The records:

········

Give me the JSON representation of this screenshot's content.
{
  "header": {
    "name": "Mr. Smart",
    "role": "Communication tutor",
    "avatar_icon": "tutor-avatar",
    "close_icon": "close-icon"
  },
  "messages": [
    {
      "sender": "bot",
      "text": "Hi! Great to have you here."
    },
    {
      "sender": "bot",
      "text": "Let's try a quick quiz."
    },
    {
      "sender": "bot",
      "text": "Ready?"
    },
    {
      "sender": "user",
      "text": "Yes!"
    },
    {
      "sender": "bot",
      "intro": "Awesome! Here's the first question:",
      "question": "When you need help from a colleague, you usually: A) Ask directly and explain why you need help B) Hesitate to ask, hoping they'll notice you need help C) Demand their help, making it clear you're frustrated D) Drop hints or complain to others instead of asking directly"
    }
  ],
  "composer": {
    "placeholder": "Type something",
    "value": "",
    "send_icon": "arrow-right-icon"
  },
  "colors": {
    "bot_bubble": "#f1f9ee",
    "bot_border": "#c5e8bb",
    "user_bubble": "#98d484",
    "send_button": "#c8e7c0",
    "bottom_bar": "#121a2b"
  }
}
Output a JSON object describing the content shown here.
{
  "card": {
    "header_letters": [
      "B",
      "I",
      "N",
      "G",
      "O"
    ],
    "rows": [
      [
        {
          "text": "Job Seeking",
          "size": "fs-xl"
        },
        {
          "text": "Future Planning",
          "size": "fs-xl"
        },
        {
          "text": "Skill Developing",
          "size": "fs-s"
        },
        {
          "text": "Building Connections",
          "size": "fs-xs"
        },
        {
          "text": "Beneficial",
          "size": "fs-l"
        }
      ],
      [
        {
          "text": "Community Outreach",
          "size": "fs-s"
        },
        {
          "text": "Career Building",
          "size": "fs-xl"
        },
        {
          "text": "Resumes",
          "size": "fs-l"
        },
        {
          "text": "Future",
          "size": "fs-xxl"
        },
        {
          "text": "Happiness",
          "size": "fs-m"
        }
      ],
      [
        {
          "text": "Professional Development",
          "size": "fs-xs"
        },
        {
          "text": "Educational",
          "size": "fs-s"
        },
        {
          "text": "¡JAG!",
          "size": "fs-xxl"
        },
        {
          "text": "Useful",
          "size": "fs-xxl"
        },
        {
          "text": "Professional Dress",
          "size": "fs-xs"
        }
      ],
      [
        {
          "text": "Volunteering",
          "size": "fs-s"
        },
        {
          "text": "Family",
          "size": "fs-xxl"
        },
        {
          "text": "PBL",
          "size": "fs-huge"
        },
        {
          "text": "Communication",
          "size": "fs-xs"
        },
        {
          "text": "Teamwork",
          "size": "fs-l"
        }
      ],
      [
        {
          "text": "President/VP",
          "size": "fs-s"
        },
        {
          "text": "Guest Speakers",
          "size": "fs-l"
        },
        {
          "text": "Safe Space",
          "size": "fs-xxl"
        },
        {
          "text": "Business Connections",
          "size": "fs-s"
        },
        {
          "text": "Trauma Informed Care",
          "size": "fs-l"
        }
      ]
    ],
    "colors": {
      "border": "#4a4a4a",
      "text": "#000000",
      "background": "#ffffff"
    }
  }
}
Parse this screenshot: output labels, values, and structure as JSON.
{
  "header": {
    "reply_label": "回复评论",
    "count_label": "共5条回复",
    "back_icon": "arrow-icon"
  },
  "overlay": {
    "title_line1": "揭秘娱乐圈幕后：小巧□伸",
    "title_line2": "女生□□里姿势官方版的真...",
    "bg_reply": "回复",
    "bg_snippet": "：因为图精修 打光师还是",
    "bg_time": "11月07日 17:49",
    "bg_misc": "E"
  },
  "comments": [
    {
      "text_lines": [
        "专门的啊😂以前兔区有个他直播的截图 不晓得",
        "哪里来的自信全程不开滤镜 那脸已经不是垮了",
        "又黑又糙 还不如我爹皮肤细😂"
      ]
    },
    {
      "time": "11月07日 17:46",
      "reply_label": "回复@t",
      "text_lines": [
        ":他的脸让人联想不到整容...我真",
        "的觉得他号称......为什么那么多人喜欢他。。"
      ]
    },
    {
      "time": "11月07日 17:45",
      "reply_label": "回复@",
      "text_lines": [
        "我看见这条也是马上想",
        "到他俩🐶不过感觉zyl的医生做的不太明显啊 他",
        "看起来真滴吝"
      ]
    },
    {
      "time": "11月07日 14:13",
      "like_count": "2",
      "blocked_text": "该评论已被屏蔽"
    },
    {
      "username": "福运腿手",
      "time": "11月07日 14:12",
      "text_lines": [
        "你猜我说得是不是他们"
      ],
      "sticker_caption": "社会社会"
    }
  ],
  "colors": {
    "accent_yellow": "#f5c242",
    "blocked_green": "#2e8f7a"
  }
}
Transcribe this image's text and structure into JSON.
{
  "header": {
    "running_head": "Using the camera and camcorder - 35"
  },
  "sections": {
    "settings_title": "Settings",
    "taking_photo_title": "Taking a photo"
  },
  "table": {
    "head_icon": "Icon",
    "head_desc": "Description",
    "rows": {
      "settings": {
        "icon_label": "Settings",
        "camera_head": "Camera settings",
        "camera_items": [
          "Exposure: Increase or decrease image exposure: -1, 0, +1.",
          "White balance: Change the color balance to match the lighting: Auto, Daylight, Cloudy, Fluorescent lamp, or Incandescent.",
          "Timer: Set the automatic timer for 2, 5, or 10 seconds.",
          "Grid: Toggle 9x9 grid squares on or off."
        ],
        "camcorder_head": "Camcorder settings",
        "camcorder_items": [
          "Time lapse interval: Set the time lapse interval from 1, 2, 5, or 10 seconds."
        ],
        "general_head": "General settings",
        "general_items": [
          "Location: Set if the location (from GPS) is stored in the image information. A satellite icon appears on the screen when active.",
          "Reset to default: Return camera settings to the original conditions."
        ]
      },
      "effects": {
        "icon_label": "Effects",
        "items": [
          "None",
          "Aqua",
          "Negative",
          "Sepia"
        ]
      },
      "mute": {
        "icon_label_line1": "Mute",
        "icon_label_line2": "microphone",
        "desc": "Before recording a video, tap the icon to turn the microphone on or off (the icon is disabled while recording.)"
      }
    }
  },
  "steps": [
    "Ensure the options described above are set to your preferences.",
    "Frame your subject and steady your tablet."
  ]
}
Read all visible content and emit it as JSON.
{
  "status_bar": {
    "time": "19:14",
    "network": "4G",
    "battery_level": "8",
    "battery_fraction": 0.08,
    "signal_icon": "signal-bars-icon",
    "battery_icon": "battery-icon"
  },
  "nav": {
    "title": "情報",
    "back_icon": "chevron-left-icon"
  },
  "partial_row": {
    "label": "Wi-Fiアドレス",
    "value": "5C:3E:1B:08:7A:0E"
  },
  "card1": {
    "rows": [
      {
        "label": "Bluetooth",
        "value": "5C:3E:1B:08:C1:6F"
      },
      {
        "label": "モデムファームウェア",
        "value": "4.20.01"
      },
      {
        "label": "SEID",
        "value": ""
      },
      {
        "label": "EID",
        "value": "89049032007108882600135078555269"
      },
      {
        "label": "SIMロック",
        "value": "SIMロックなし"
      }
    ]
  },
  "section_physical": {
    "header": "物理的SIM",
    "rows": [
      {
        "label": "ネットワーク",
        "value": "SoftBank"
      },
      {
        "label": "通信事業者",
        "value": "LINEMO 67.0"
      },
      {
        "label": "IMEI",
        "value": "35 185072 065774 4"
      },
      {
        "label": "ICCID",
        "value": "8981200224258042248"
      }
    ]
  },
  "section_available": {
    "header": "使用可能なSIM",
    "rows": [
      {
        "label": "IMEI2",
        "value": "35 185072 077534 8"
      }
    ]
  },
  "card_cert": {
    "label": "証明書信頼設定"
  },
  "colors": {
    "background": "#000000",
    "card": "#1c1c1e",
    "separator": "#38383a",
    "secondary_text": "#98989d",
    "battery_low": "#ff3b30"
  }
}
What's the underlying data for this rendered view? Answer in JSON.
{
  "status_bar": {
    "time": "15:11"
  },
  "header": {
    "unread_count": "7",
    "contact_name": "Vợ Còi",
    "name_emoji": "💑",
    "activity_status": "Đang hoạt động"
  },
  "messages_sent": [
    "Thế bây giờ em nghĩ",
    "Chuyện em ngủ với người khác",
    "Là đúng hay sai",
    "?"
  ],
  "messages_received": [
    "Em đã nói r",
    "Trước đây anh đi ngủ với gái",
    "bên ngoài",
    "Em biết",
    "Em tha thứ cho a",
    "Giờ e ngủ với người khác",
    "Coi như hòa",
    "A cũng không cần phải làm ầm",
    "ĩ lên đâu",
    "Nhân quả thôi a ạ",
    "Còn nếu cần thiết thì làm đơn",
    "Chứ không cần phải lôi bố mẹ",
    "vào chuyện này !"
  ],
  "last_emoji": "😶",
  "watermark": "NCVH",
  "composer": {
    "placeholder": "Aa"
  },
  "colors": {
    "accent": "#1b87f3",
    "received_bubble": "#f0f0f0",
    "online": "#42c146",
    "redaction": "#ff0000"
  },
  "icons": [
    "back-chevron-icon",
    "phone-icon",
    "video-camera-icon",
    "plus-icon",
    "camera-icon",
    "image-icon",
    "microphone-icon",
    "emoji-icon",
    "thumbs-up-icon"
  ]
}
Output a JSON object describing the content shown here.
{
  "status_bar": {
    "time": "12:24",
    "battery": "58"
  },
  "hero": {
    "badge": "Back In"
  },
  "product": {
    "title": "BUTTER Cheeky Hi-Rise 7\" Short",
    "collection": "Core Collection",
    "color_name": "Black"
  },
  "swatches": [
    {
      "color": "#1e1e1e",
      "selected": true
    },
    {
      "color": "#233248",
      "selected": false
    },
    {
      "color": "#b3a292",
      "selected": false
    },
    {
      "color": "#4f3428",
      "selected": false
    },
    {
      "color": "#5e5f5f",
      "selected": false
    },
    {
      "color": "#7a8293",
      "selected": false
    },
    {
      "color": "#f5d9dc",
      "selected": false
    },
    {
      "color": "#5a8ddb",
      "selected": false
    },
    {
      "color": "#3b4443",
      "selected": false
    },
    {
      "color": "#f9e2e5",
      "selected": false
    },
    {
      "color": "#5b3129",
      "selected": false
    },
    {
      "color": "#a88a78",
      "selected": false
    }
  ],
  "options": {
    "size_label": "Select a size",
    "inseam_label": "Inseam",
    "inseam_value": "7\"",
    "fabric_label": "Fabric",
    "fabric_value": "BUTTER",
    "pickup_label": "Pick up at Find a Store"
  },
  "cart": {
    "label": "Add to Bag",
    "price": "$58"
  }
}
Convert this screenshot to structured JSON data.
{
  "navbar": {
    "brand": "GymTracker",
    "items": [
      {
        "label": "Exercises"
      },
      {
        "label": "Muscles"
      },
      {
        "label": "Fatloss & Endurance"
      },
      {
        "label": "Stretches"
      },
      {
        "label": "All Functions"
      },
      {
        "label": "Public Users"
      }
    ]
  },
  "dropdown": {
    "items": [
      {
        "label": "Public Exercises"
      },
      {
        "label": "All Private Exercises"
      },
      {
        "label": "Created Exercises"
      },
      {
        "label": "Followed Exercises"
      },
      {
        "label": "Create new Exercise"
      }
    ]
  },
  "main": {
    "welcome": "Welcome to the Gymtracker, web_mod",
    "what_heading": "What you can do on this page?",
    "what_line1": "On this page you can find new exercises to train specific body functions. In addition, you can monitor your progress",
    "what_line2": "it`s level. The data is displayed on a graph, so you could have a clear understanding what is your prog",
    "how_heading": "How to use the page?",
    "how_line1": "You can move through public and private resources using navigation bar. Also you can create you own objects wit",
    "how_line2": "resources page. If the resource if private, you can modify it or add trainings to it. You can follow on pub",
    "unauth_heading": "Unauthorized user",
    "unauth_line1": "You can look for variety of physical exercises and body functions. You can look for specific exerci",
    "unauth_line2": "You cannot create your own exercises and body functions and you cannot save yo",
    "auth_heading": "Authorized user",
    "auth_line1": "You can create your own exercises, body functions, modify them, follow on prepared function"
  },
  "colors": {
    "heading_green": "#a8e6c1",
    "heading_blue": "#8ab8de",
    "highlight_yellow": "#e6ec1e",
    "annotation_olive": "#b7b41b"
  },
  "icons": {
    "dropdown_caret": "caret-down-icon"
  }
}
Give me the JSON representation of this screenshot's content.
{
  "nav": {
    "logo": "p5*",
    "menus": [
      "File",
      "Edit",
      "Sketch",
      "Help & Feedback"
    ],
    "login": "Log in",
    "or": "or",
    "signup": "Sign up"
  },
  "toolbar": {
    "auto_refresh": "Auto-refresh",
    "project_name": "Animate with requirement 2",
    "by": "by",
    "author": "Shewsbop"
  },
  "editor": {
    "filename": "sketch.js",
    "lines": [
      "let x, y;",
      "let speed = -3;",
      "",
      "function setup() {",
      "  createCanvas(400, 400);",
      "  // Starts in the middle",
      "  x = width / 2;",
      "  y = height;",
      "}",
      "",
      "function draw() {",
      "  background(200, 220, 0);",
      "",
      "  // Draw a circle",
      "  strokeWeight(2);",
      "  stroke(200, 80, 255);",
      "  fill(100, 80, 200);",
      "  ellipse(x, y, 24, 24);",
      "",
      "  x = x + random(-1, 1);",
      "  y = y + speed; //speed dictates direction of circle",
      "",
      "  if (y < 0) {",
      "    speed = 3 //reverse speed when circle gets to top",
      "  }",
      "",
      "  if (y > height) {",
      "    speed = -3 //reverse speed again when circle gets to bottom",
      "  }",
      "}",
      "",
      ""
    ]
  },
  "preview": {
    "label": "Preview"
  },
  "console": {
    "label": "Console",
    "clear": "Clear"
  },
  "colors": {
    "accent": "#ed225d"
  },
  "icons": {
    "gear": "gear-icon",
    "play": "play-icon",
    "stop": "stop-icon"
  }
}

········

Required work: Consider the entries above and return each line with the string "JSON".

Solution to this problem:
Give me the JSON representation of this screenshot's content.
Output a JSON object describing the content shown here.
Parse this screenshot: output labels, values, and structure as JSON.
Transcribe this image's text and structure into JSON.
Read all visible content and emit it as JSON.
What's the underlying data for this rendered view? Answer in JSON.
Output a JSON object describing the content shown here.
Convert this screenshot to structured JSON data.
Give me the JSON representation of this screenshot's content.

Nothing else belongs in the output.